Pre-Requisite:MATH 312 Complex variables and Transforms (or equivalent), ENGR 112 Introduction to Computing (or equivalent), and AERO 350 Dynamic Systems and Control, or ELCE 344 Feedback Control Systems, or MECH 350 Dynamic Systems and Control (or equivalent)

The course covers the theory and practice of the modeling and control of robotic devices. This includes kinematics, statics and dynamics of robots. Impedance control and robot programming will also be covered. Different case-studies will be presented to support hands-on experiments. 

MATH 601 Engineering Analysis (3-0-3)

Pre-Requisite:MATH 211 Linear Algebra and Differential Equations, (or equivalent)

Introductory graduate level course in engineering mathematical analysis. Review of vector calculus and linear algebra; solution of ordinary differential equations; special functions; partial differential equations of engineering physics: linear elliptic, parabolic, and hyperbolic PDE’s governing heat transfer, electromagnetic, and vibratory phenomena; Eigen function expansions 

MATH 602 Numerical Methods in Engineering (3-0-3)

Pre-Requisite:MATH 211 Linear Algebra and Differential Equations, (or equivalent)

Introductory graduate level course in numerical methods in engineering. Numerical integration for initial value problems; finite difference methods; linear algebra; optimization; and the finite element method. 

MATH 603 Random Variables and Stochastic Processes (3-0-3)

Pre-Requisite:MATH 311 Probability and Statistics with Discrete Mathematics, (or equivalent)
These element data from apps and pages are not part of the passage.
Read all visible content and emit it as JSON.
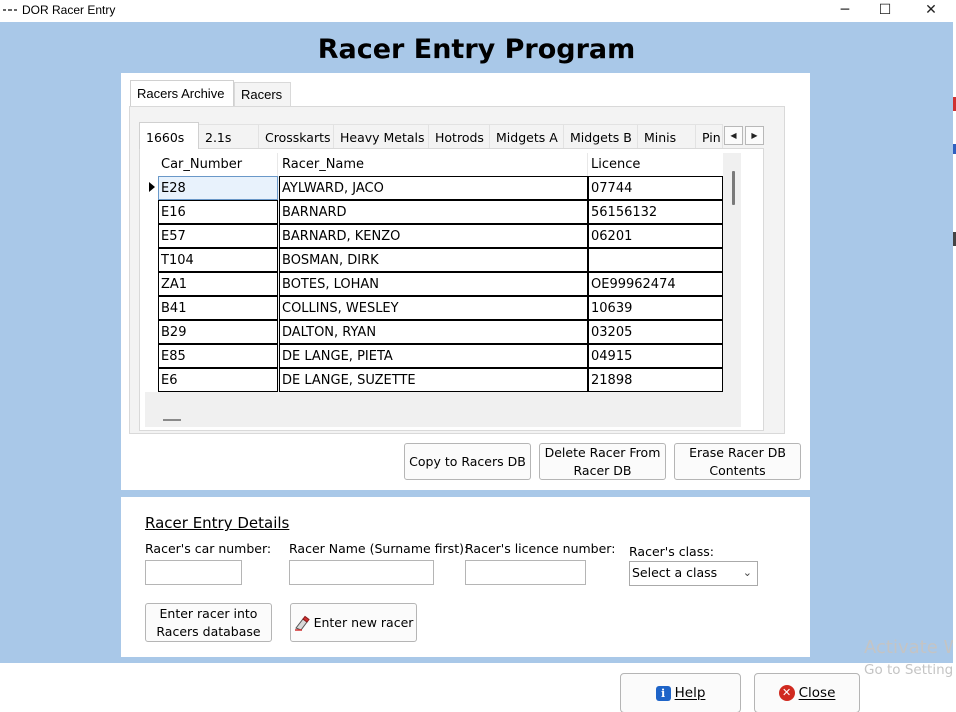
{
  "window": {
    "title": "DOR Racer Entry",
    "minimize_glyph": "─",
    "maximize_glyph": "☐",
    "close_glyph": "✕"
  },
  "heading": "Racer Entry Program",
  "outer_tabs": [
    "Racers Archive",
    "Racers"
  ],
  "inner_tabs": [
    "1660s",
    "2.1s",
    "Crosskarts",
    "Heavy Metals",
    "Hotrods",
    "Midgets A",
    "Midgets B",
    "Minis",
    "Pin"
  ],
  "tab_scroll": {
    "left": "◀",
    "right": "▶"
  },
  "grid": {
    "columns": [
      "Car_Number",
      "Racer_Name",
      "Licence"
    ],
    "rows": [
      [
        "E28",
        "AYLWARD, JACO",
        "07744"
      ],
      [
        "E16",
        "BARNARD",
        "56156132"
      ],
      [
        "E57",
        "BARNARD, KENZO",
        "06201"
      ],
      [
        "T104",
        "BOSMAN, DIRK",
        ""
      ],
      [
        "ZA1",
        "BOTES, LOHAN",
        "OE99962474"
      ],
      [
        "B41",
        "COLLINS, WESLEY",
        "10639"
      ],
      [
        "B29",
        "DALTON, RYAN",
        "03205"
      ],
      [
        "E85",
        "DE LANGE, PIETA",
        "04915"
      ],
      [
        "E6",
        "DE LANGE, SUZETTE",
        "21898"
      ]
    ]
  },
  "archive_buttons": {
    "copy": "Copy to Racers DB",
    "delete_line1": "Delete Racer From",
    "delete_line2": "Racer DB",
    "erase_line1": "Erase Racer DB",
    "erase_line2": "Contents"
  },
  "details": {
    "title": "Racer Entry Details",
    "car_label": "Racer's car number:",
    "name_label": "Racer Name (Surname first):",
    "licence_label": "Racer's licence number:",
    "class_label": "Racer's class:",
    "class_value": "Select a class",
    "enter_db_line1": "Enter racer into",
    "enter_db_line2": "Racers database",
    "enter_new": "Enter new racer"
  },
  "footer": {
    "help": "Help",
    "close": "Close"
  },
  "watermark": {
    "line1": "Activate W",
    "line2": "Go to Settings"
  },
  "colors": {
    "background": "#a9c8e8",
    "panel": "#ffffff",
    "selected_cell": "#e8f2fc"
  },
  "icons": {
    "help": "info-icon",
    "close": "close-circle-icon",
    "enter_new": "pencil-eraser-icon"
  }
}
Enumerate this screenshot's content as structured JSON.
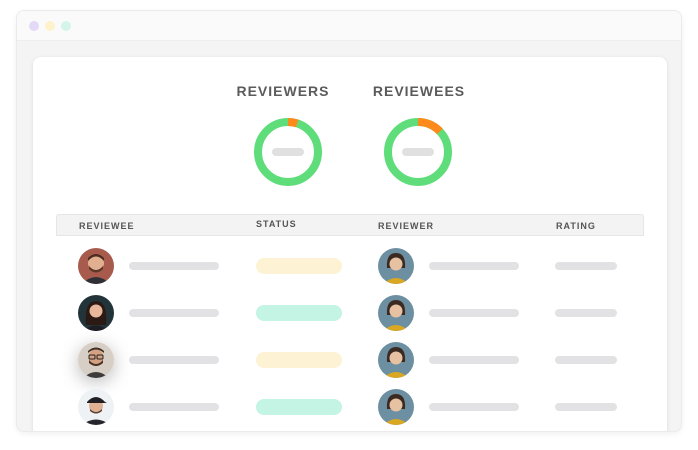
{
  "colors": {
    "dot1": "#e4d9f7",
    "dot2": "#fdf2cc",
    "dot3": "#d3f5ea",
    "donut_green": "#5fdd7a",
    "donut_orange": "#ff8a1c",
    "pending": "#fdf3d4",
    "complete": "#c4f4e3"
  },
  "stats": [
    {
      "title": "REVIEWERS",
      "completed_fraction": 0.95
    },
    {
      "title": "REVIEWEES",
      "completed_fraction": 0.87
    }
  ],
  "table": {
    "headers": [
      "REVIEWEE",
      "STATUS",
      "REVIEWER",
      "RATING"
    ],
    "rows": [
      {
        "reviewee_avatar": "man-beard-avatar",
        "status": "pending",
        "reviewer_avatar": "woman-reviewer-avatar"
      },
      {
        "reviewee_avatar": "woman-long-hair-avatar",
        "status": "complete",
        "reviewer_avatar": "woman-reviewer-avatar"
      },
      {
        "reviewee_avatar": "man-glasses-avatar",
        "status": "pending",
        "reviewer_avatar": "woman-reviewer-avatar"
      },
      {
        "reviewee_avatar": "man-cap-avatar",
        "status": "complete",
        "reviewer_avatar": "woman-reviewer-avatar"
      }
    ]
  }
}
Random variables, vectors, and processes, statistical detection and classification, principles of parameter estimation,  biased and unbiased estimators,  Cramer-Rao inequality,  minimum variance and  unbiased estimates, expectation as estimation, Correlation and linear estimation, linear filtering of random processes, discrete time linear models, moving-average and autoregressive processes, discrete time Gauss–Markov process, Maximum likelihood (ML) estimation, Fourier analysis, correlation and coherence, spectral analysis of random signals.